"Companies and others wanting to demonstrate their climate change bona fides, but with little real impact on the climate change problem," he said. "More REC (Renewable Energy Certificate)-based green energy purchases? More ultra-cheap offset purchases? More science-based targets that sound great but do they actually accomplish anything? More internal carbon pricing at levels that makes no difference to decision-making? Etc. Etc."
Analysis by both Ecosystem Marketplace and the Forest Trends Supply Change project at least partially bears that out. A survey of carbon offset buyers, for example, showed that an internal price on carbon does seem to impact decision-making, but analysis of corporate pledges to reduce deforestation compiled by the Forest Trends Supply Change project shows a more complex picture.

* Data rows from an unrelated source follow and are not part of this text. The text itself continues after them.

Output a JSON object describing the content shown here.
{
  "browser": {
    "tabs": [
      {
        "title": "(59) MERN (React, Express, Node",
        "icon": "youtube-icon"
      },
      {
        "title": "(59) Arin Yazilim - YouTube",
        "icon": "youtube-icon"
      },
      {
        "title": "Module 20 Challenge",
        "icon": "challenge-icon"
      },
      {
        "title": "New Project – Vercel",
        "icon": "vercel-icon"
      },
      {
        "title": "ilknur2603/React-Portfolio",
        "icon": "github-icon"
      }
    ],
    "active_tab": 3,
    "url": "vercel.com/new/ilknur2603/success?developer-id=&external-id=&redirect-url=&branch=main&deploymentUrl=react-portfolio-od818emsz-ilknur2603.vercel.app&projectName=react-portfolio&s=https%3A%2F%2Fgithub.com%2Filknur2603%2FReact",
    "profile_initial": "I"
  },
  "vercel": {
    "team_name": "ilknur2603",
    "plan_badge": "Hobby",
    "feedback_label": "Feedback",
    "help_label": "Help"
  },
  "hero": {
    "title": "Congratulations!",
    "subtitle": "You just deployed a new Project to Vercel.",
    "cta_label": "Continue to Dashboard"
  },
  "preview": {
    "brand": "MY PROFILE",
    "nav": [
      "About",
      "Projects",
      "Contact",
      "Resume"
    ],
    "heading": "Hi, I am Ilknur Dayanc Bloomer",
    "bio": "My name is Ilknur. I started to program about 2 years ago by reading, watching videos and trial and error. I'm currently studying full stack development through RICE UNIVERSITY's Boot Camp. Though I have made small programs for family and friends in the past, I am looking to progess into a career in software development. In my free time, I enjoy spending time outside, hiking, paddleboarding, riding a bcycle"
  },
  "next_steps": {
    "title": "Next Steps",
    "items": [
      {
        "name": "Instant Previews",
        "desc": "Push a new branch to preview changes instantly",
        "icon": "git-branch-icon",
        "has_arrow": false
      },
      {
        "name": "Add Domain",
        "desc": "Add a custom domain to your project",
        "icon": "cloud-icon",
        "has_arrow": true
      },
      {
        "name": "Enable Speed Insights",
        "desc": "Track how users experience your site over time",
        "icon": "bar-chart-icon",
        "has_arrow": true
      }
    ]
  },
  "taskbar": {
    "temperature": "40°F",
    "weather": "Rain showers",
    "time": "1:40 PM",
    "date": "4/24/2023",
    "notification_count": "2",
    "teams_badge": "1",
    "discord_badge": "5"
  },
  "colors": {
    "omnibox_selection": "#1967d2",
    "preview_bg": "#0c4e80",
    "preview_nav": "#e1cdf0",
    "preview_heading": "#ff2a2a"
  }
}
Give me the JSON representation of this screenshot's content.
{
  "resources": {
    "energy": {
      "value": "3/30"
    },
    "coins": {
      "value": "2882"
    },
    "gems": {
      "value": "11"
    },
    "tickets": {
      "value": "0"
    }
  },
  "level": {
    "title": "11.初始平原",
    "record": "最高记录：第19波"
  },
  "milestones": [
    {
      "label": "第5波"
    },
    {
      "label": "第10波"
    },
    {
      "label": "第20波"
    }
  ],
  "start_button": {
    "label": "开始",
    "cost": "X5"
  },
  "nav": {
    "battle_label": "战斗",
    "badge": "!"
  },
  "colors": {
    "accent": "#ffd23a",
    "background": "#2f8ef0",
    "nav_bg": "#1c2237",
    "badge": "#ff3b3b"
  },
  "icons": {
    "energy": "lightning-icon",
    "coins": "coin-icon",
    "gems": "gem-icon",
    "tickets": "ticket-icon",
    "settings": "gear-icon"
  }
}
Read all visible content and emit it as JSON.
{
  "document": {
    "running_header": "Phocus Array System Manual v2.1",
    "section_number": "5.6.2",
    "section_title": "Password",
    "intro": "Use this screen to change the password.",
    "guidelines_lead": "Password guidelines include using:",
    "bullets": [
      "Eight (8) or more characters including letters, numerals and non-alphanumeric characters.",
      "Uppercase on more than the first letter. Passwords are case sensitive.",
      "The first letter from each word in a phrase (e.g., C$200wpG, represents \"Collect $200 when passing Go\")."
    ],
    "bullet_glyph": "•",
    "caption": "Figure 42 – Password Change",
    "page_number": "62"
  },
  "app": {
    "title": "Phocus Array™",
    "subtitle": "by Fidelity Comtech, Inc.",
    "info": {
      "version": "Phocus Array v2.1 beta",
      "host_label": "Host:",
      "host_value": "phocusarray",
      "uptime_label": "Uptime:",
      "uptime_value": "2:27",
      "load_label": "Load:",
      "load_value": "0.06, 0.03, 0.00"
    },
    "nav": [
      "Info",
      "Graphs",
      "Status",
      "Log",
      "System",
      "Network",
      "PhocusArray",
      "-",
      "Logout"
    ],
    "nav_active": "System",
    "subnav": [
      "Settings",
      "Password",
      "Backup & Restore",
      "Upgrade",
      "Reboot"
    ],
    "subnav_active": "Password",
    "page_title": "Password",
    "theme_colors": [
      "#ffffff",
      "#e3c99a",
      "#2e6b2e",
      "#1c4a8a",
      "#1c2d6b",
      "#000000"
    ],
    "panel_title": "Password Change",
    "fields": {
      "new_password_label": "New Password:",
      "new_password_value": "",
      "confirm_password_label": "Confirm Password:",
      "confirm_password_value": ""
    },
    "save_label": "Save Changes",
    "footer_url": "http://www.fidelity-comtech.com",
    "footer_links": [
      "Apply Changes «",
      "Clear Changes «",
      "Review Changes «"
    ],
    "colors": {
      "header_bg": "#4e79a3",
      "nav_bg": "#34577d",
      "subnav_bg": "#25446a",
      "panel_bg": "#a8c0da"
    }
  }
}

Specifically, companies that report progress on their pledges are showing dramatic progress, with pledges being 72% of the way to their goal, on average. Unfortunately, companies are reporting progress on less than half of their pledges, begging the questions: Do companies only disclose progress when it is good news? How can companies be held accountable for these commitments? And, since the progress information is almost always self-reported, can the numbers be trusted?
"The business reality is that a Trump Administration poses substantial business risk when it comes to climate change," said Trexler. "Since climate change itself is proceeding apace, and very possibly accelerating in alarming ways, delaying significant policy action on climate change simply raises the likelihood of much more disruptive policy action in the future."
If we don't act soon, he warns, we could hit a climate response tipping point: "where all of the nibbling around the edges of public and corporate actions gives way to science-based policy that truly upends the climate chessboard."
For More Details, Check the Bionic Planet Podcast
We will be featuring extended interviews with many of the people cited here in a new edition of the Bionic Planet podcast, entitled "Climate Change in the Trumpocalypse / Part 2", to be posted later in the week.
Bionic Planet is available on iTunes, TuneIn, Stitcher, and here: